**Task statement:** Your answer must be every line of the data that holds the string "Server".

[Saved data entries]
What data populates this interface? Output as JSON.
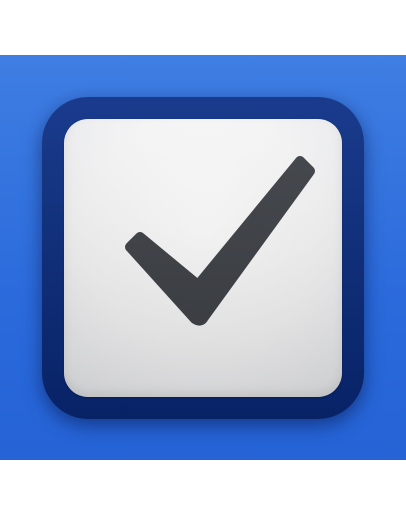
{
  "app_icon": {
    "icon": "checkmark-icon",
    "colors": {
      "background_blue": "#2b6bdc",
      "frame_navy": "#0b2d80",
      "paper_white": "#f6f6f7",
      "check_charcoal": "#3d4046"
    }
  }
}
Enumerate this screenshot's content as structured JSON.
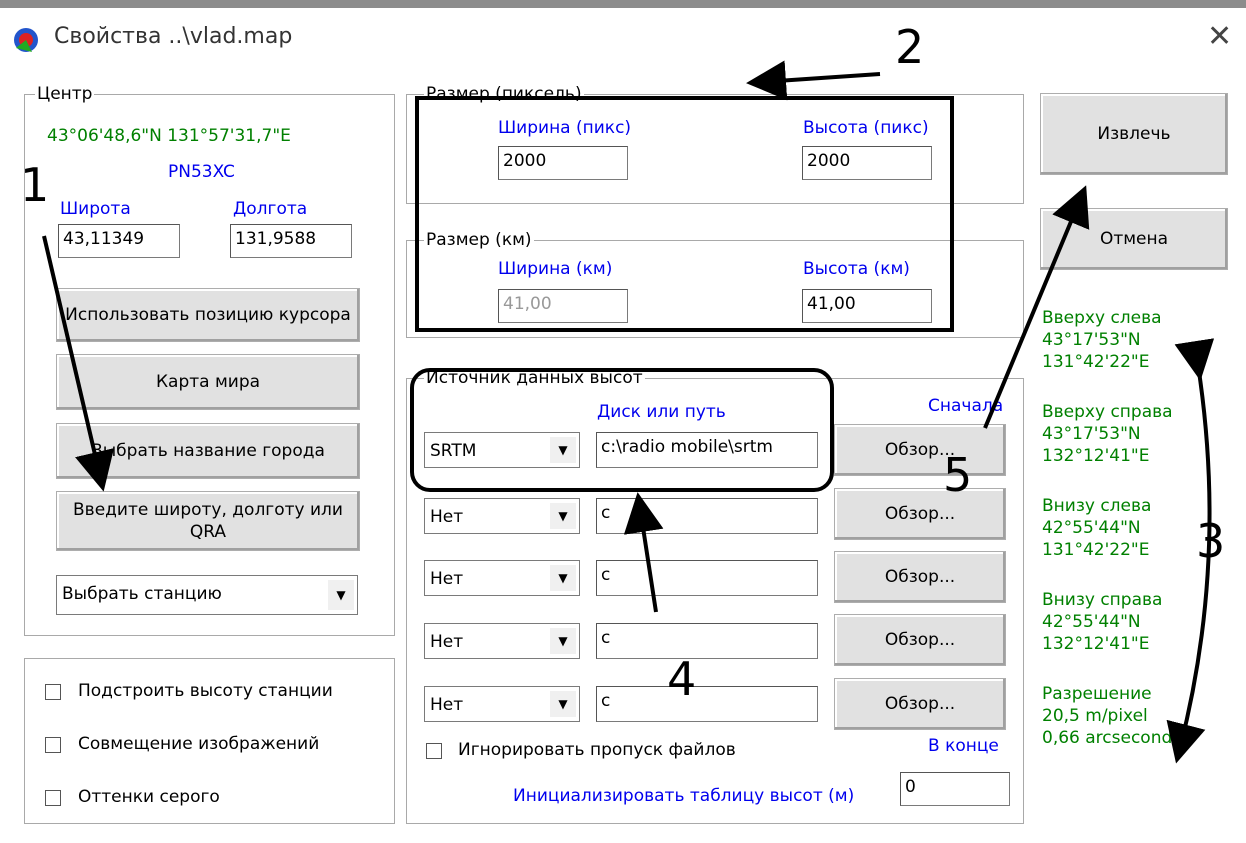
{
  "window": {
    "title": "Свойства ..\\vlad.map",
    "close": "✕"
  },
  "center": {
    "label": "Центр",
    "coords": "43°06'48,6\"N 131°57'31,7\"E",
    "qra": "PN53XC",
    "lat_label": "Широта",
    "lon_label": "Долгота",
    "lat": "43,11349",
    "lon": "131,9588",
    "btn_cursor": "Использовать позицию курсора",
    "btn_world": "Карта мира",
    "btn_city": "Выбрать название города",
    "btn_enter": "Введите широту, долготу или QRA",
    "station_select": "Выбрать станцию"
  },
  "options": {
    "adjust_height": "Подстроить высоту станции",
    "merge_images": "Совмещение изображений",
    "grayscale": "Оттенки серого"
  },
  "size_px": {
    "label": "Размер (пиксель)",
    "width_label": "Ширина (пикс)",
    "height_label": "Высота (пикс)",
    "width": "2000",
    "height": "2000"
  },
  "size_km": {
    "label": "Размер (км)",
    "width_label": "Ширина (км)",
    "height_label": "Высота (км)",
    "width": "41,00",
    "height": "41,00"
  },
  "elevation": {
    "label": "Источник данных высот",
    "path_header": "Диск или путь",
    "first_label": "Сначала",
    "last_label": "В конце",
    "rows": [
      {
        "source": "SRTM",
        "path": "c:\\radio mobile\\srtm",
        "browse": "Обзор..."
      },
      {
        "source": "Нет",
        "path": "c",
        "browse": "Обзор..."
      },
      {
        "source": "Нет",
        "path": "c",
        "browse": "Обзор..."
      },
      {
        "source": "Нет",
        "path": "c",
        "browse": "Обзор..."
      },
      {
        "source": "Нет",
        "path": "c",
        "browse": "Обзор..."
      }
    ],
    "ignore_missing": "Игнорировать пропуск файлов",
    "init_table_label": "Инициализировать таблицу высот (м)",
    "init_table_value": "0"
  },
  "actions": {
    "extract": "Извлечь",
    "cancel": "Отмена"
  },
  "corners": {
    "top_left_label": "Вверху слева",
    "top_left_lat": "43°17'53\"N",
    "top_left_lon": "131°42'22\"E",
    "top_right_label": "Вверху справа",
    "top_right_lat": "43°17'53\"N",
    "top_right_lon": "132°12'41\"E",
    "bottom_left_label": "Внизу слева",
    "bottom_left_lat": "42°55'44\"N",
    "bottom_left_lon": "131°42'22\"E",
    "bottom_right_label": "Внизу справа",
    "bottom_right_lat": "42°55'44\"N",
    "bottom_right_lon": "132°12'41\"E",
    "resolution_label": "Разрешение",
    "resolution_m": "20,5 m/pixel",
    "resolution_arc": "0,66 arcsecond"
  },
  "annotations": {
    "n1": "1",
    "n2": "2",
    "n3": "3",
    "n4": "4",
    "n5": "5"
  },
  "colors": {
    "label_blue": "#0000ee",
    "coord_green": "#008000"
  }
}
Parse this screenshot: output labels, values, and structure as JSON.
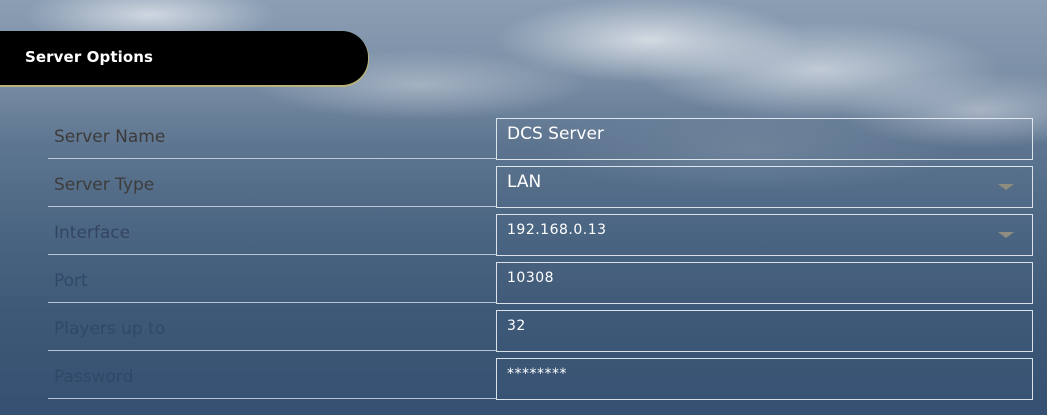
{
  "header": {
    "title": "Server Options"
  },
  "rows": [
    {
      "label": "Server Name",
      "value": "DCS Server"
    },
    {
      "label": "Server Type",
      "value": "LAN",
      "icon": "chevron-down-icon"
    },
    {
      "label": "Interface",
      "value": "192.168.0.13",
      "icon": "chevron-down-icon"
    },
    {
      "label": "Port",
      "value": "10308"
    },
    {
      "label": "Players up to",
      "value": "32"
    },
    {
      "label": "Password",
      "value": "********"
    }
  ]
}
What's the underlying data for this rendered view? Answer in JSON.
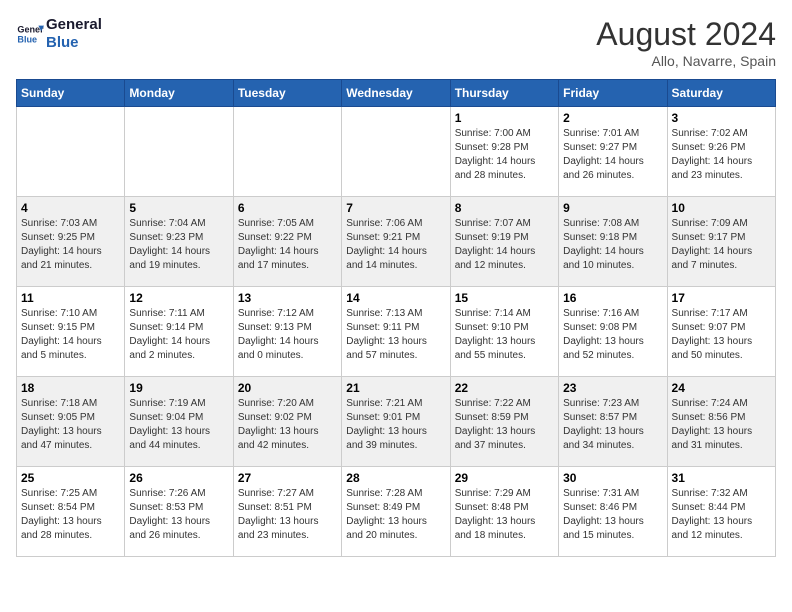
{
  "header": {
    "logo_line1": "General",
    "logo_line2": "Blue",
    "month_year": "August 2024",
    "location": "Allo, Navarre, Spain"
  },
  "weekdays": [
    "Sunday",
    "Monday",
    "Tuesday",
    "Wednesday",
    "Thursday",
    "Friday",
    "Saturday"
  ],
  "weeks": [
    [
      {
        "day": "",
        "info": ""
      },
      {
        "day": "",
        "info": ""
      },
      {
        "day": "",
        "info": ""
      },
      {
        "day": "",
        "info": ""
      },
      {
        "day": "1",
        "info": "Sunrise: 7:00 AM\nSunset: 9:28 PM\nDaylight: 14 hours\nand 28 minutes."
      },
      {
        "day": "2",
        "info": "Sunrise: 7:01 AM\nSunset: 9:27 PM\nDaylight: 14 hours\nand 26 minutes."
      },
      {
        "day": "3",
        "info": "Sunrise: 7:02 AM\nSunset: 9:26 PM\nDaylight: 14 hours\nand 23 minutes."
      }
    ],
    [
      {
        "day": "4",
        "info": "Sunrise: 7:03 AM\nSunset: 9:25 PM\nDaylight: 14 hours\nand 21 minutes."
      },
      {
        "day": "5",
        "info": "Sunrise: 7:04 AM\nSunset: 9:23 PM\nDaylight: 14 hours\nand 19 minutes."
      },
      {
        "day": "6",
        "info": "Sunrise: 7:05 AM\nSunset: 9:22 PM\nDaylight: 14 hours\nand 17 minutes."
      },
      {
        "day": "7",
        "info": "Sunrise: 7:06 AM\nSunset: 9:21 PM\nDaylight: 14 hours\nand 14 minutes."
      },
      {
        "day": "8",
        "info": "Sunrise: 7:07 AM\nSunset: 9:19 PM\nDaylight: 14 hours\nand 12 minutes."
      },
      {
        "day": "9",
        "info": "Sunrise: 7:08 AM\nSunset: 9:18 PM\nDaylight: 14 hours\nand 10 minutes."
      },
      {
        "day": "10",
        "info": "Sunrise: 7:09 AM\nSunset: 9:17 PM\nDaylight: 14 hours\nand 7 minutes."
      }
    ],
    [
      {
        "day": "11",
        "info": "Sunrise: 7:10 AM\nSunset: 9:15 PM\nDaylight: 14 hours\nand 5 minutes."
      },
      {
        "day": "12",
        "info": "Sunrise: 7:11 AM\nSunset: 9:14 PM\nDaylight: 14 hours\nand 2 minutes."
      },
      {
        "day": "13",
        "info": "Sunrise: 7:12 AM\nSunset: 9:13 PM\nDaylight: 14 hours\nand 0 minutes."
      },
      {
        "day": "14",
        "info": "Sunrise: 7:13 AM\nSunset: 9:11 PM\nDaylight: 13 hours\nand 57 minutes."
      },
      {
        "day": "15",
        "info": "Sunrise: 7:14 AM\nSunset: 9:10 PM\nDaylight: 13 hours\nand 55 minutes."
      },
      {
        "day": "16",
        "info": "Sunrise: 7:16 AM\nSunset: 9:08 PM\nDaylight: 13 hours\nand 52 minutes."
      },
      {
        "day": "17",
        "info": "Sunrise: 7:17 AM\nSunset: 9:07 PM\nDaylight: 13 hours\nand 50 minutes."
      }
    ],
    [
      {
        "day": "18",
        "info": "Sunrise: 7:18 AM\nSunset: 9:05 PM\nDaylight: 13 hours\nand 47 minutes."
      },
      {
        "day": "19",
        "info": "Sunrise: 7:19 AM\nSunset: 9:04 PM\nDaylight: 13 hours\nand 44 minutes."
      },
      {
        "day": "20",
        "info": "Sunrise: 7:20 AM\nSunset: 9:02 PM\nDaylight: 13 hours\nand 42 minutes."
      },
      {
        "day": "21",
        "info": "Sunrise: 7:21 AM\nSunset: 9:01 PM\nDaylight: 13 hours\nand 39 minutes."
      },
      {
        "day": "22",
        "info": "Sunrise: 7:22 AM\nSunset: 8:59 PM\nDaylight: 13 hours\nand 37 minutes."
      },
      {
        "day": "23",
        "info": "Sunrise: 7:23 AM\nSunset: 8:57 PM\nDaylight: 13 hours\nand 34 minutes."
      },
      {
        "day": "24",
        "info": "Sunrise: 7:24 AM\nSunset: 8:56 PM\nDaylight: 13 hours\nand 31 minutes."
      }
    ],
    [
      {
        "day": "25",
        "info": "Sunrise: 7:25 AM\nSunset: 8:54 PM\nDaylight: 13 hours\nand 28 minutes."
      },
      {
        "day": "26",
        "info": "Sunrise: 7:26 AM\nSunset: 8:53 PM\nDaylight: 13 hours\nand 26 minutes."
      },
      {
        "day": "27",
        "info": "Sunrise: 7:27 AM\nSunset: 8:51 PM\nDaylight: 13 hours\nand 23 minutes."
      },
      {
        "day": "28",
        "info": "Sunrise: 7:28 AM\nSunset: 8:49 PM\nDaylight: 13 hours\nand 20 minutes."
      },
      {
        "day": "29",
        "info": "Sunrise: 7:29 AM\nSunset: 8:48 PM\nDaylight: 13 hours\nand 18 minutes."
      },
      {
        "day": "30",
        "info": "Sunrise: 7:31 AM\nSunset: 8:46 PM\nDaylight: 13 hours\nand 15 minutes."
      },
      {
        "day": "31",
        "info": "Sunrise: 7:32 AM\nSunset: 8:44 PM\nDaylight: 13 hours\nand 12 minutes."
      }
    ]
  ]
}
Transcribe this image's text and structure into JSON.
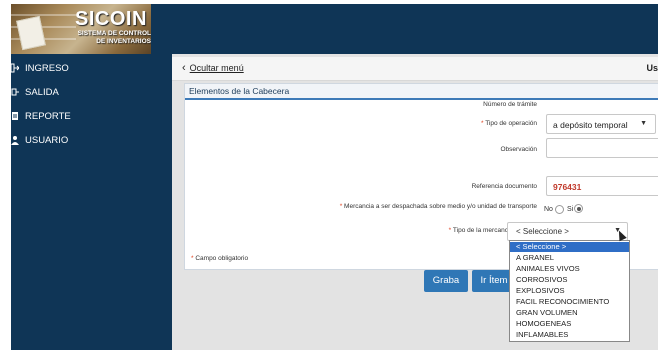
{
  "brand": {
    "title": "SICOIN",
    "subtitle_1": "SISTEMA DE CONTROL",
    "subtitle_2": "DE INVENTARIOS"
  },
  "sidebar": {
    "items": [
      {
        "label": "INGRESO",
        "icon": "login-icon"
      },
      {
        "label": "SALIDA",
        "icon": "logout-icon"
      },
      {
        "label": "REPORTE",
        "icon": "report-icon"
      },
      {
        "label": "USUARIO",
        "icon": "user-icon"
      }
    ]
  },
  "subbar": {
    "hide_menu": "Ocultar menú",
    "user_stub": "Us"
  },
  "panel": {
    "title": "Elementos de la Cabecera"
  },
  "form": {
    "tramite_label": "Número de trámite",
    "operacion_label": "Tipo de operación",
    "operacion_value": "a depósito temporal",
    "observacion_label": "Observación",
    "referencia_label": "Referencia documento",
    "referencia_value": "976431",
    "despachada_label": "Mercancia a ser despachada sobre medio y/o unidad de transporte",
    "no_label": "No",
    "si_label": "Si",
    "mercancia_label": "Tipo de la mercancia",
    "mercancia_value": "< Seleccione >",
    "required_mark": "*",
    "required_note": "Campo obligatorio"
  },
  "buttons": {
    "graba": "Graba",
    "ir_item": "Ir Ítem"
  },
  "dropdown": {
    "options": [
      "< Seleccione >",
      "A GRANEL",
      "ANIMALES VIVOS",
      "CORROSIVOS",
      "EXPLOSIVOS",
      "FACIL RECONOCIMIENTO",
      "GRAN VOLUMEN",
      "HOMOGENEAS",
      "INFLAMABLES"
    ],
    "selected_index": 0
  },
  "colors": {
    "sidebar_bg": "#0f3556",
    "accent": "#2f77b6",
    "required": "#e0401e",
    "reference_value": "#c0392b"
  }
}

**Completed exercise:**
    "title": "Server Options"
      "label": "Server Name",
      "value": "DCS Server"
      "label": "Server Type",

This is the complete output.